* [PROBLEM TO SOLVE]: Using the data below, copy every line that contains the word "Draw".

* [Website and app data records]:
___
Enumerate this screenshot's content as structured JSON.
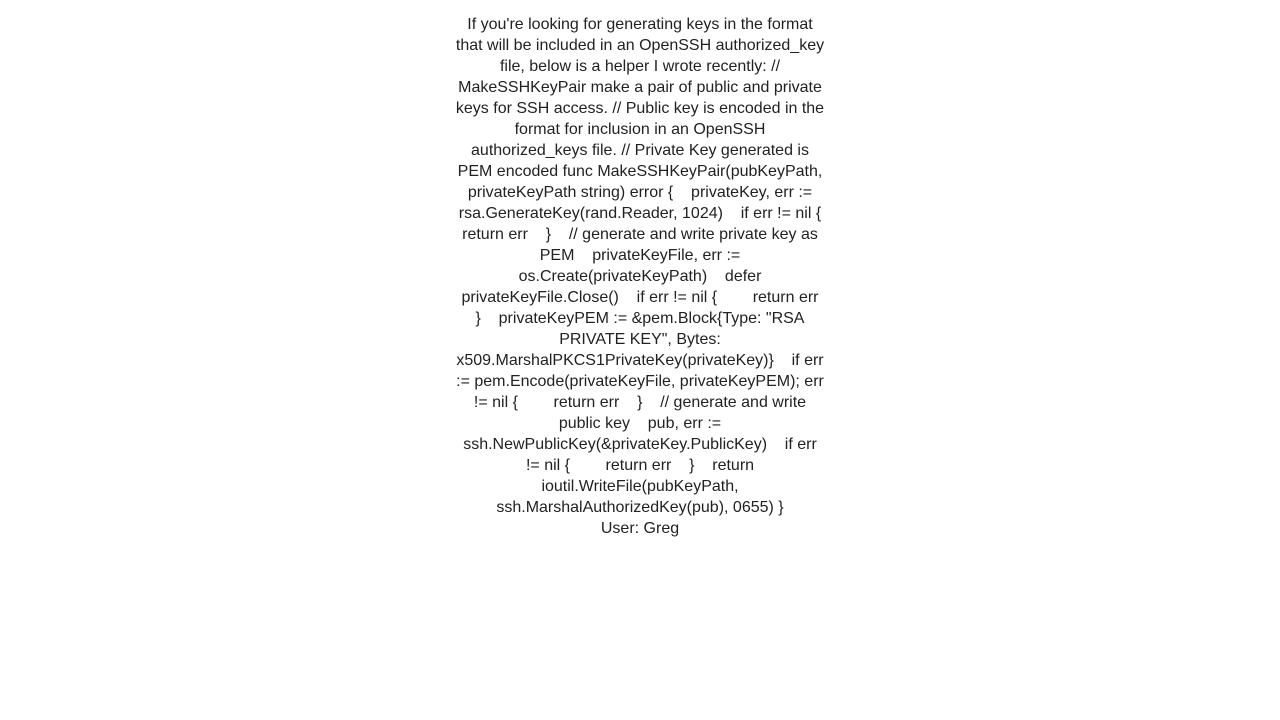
{
  "page": {
    "background_color": "#ffffff",
    "text_color": "#222222"
  },
  "answer": {
    "body": "If you're looking for generating keys in the format that will be included in an OpenSSH authorized_key file, below is a helper I wrote recently: // MakeSSHKeyPair make a pair of public and private keys for SSH access. // Public key is encoded in the format for inclusion in an OpenSSH authorized_keys file. // Private Key generated is PEM encoded func MakeSSHKeyPair(pubKeyPath, privateKeyPath string) error {    privateKey, err := rsa.GenerateKey(rand.Reader, 1024)    if err != nil {        return err    }    // generate and write private key as PEM    privateKeyFile, err := os.Create(privateKeyPath)    defer privateKeyFile.Close()    if err != nil {        return err    }    privateKeyPEM := &pem.Block{Type: \"RSA PRIVATE KEY\", Bytes: x509.MarshalPKCS1PrivateKey(privateKey)}    if err := pem.Encode(privateKeyFile, privateKeyPEM); err != nil {        return err    }    // generate and write public key    pub, err := ssh.NewPublicKey(&privateKey.PublicKey)    if err != nil {        return err    }    return ioutil.WriteFile(pubKeyPath, ssh.MarshalAuthorizedKey(pub), 0655) }"
  },
  "attribution": {
    "user_line": "User: Greg"
  }
}
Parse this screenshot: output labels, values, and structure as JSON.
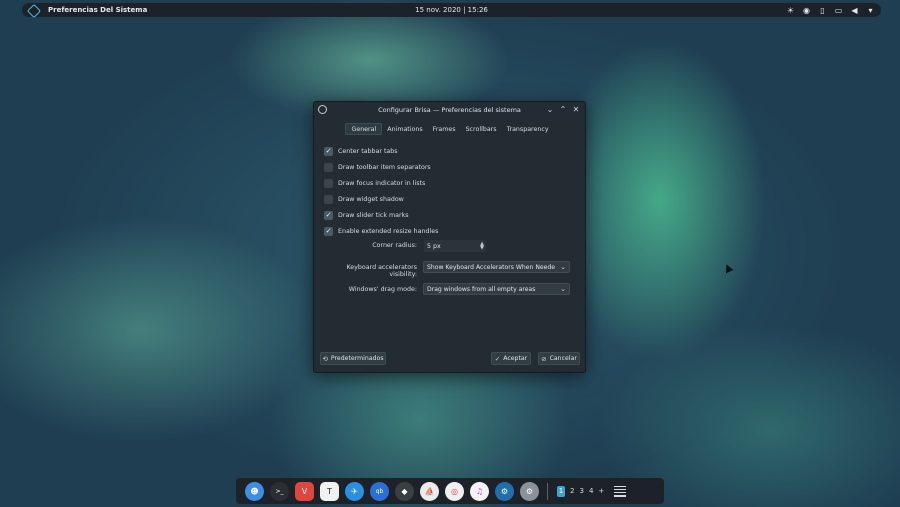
{
  "top_panel": {
    "app_name": "Preferencias Del Sistema",
    "clock": "15 nov. 2020 | 15:26",
    "tray_icons": [
      "brightness-icon",
      "media-icon",
      "clipboard-icon",
      "display-icon",
      "volume-icon",
      "chevron-down-icon"
    ]
  },
  "dialog": {
    "title": "Configurar Brisa — Preferencias del sistema",
    "tabs": [
      {
        "label": "General",
        "active": true
      },
      {
        "label": "Animations",
        "active": false
      },
      {
        "label": "Frames",
        "active": false
      },
      {
        "label": "Scrollbars",
        "active": false
      },
      {
        "label": "Transparency",
        "active": false
      }
    ],
    "options": [
      {
        "label": "Center tabbar tabs",
        "checked": true
      },
      {
        "label": "Draw toolbar item separators",
        "checked": false
      },
      {
        "label": "Draw focus indicator in lists",
        "checked": false
      },
      {
        "label": "Draw widget shadow",
        "checked": false
      },
      {
        "label": "Draw slider tick marks",
        "checked": true
      },
      {
        "label": "Enable extended resize handles",
        "checked": true
      }
    ],
    "corner_radius": {
      "label": "Corner radius:",
      "value": "5 px"
    },
    "keyboard_accel": {
      "label": "Keyboard accelerators visibility:",
      "value": "Show Keyboard Accelerators When Needed"
    },
    "drag_mode": {
      "label": "Windows' drag mode:",
      "value": "Drag windows from all empty areas"
    },
    "buttons": {
      "defaults": "Predeterminados",
      "accept": "Aceptar",
      "cancel": "Cancelar"
    }
  },
  "dock": {
    "apps": [
      {
        "name": "finder-icon",
        "color": "#3e8ee6"
      },
      {
        "name": "terminal-icon",
        "color": "#2b2f33"
      },
      {
        "name": "vivaldi-icon",
        "color": "#e2443e"
      },
      {
        "name": "typora-icon",
        "color": "#f1f1f1"
      },
      {
        "name": "kite-icon",
        "color": "#2b8fe0"
      },
      {
        "name": "qbittorrent-icon",
        "color": "#2a6fd6"
      },
      {
        "name": "inkscape-icon",
        "color": "#3a3f44"
      },
      {
        "name": "ark-icon",
        "color": "#ececec"
      },
      {
        "name": "chrome-icon",
        "color": "#f0f0f0"
      },
      {
        "name": "itunes-icon",
        "color": "#f4f4f4"
      },
      {
        "name": "steam-icon",
        "color": "#1f6fb0"
      },
      {
        "name": "settings-icon",
        "color": "#8b9398"
      }
    ],
    "workspaces": [
      "1",
      "2",
      "3",
      "4"
    ],
    "add_label": "+"
  }
}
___
* [COMPLETED EXERCISE]:
        "label": "Draw toolbar item separators",
        "label": "Draw focus indicator in lists",
        "label": "Draw widget shadow",
        "label": "Draw slider tick marks",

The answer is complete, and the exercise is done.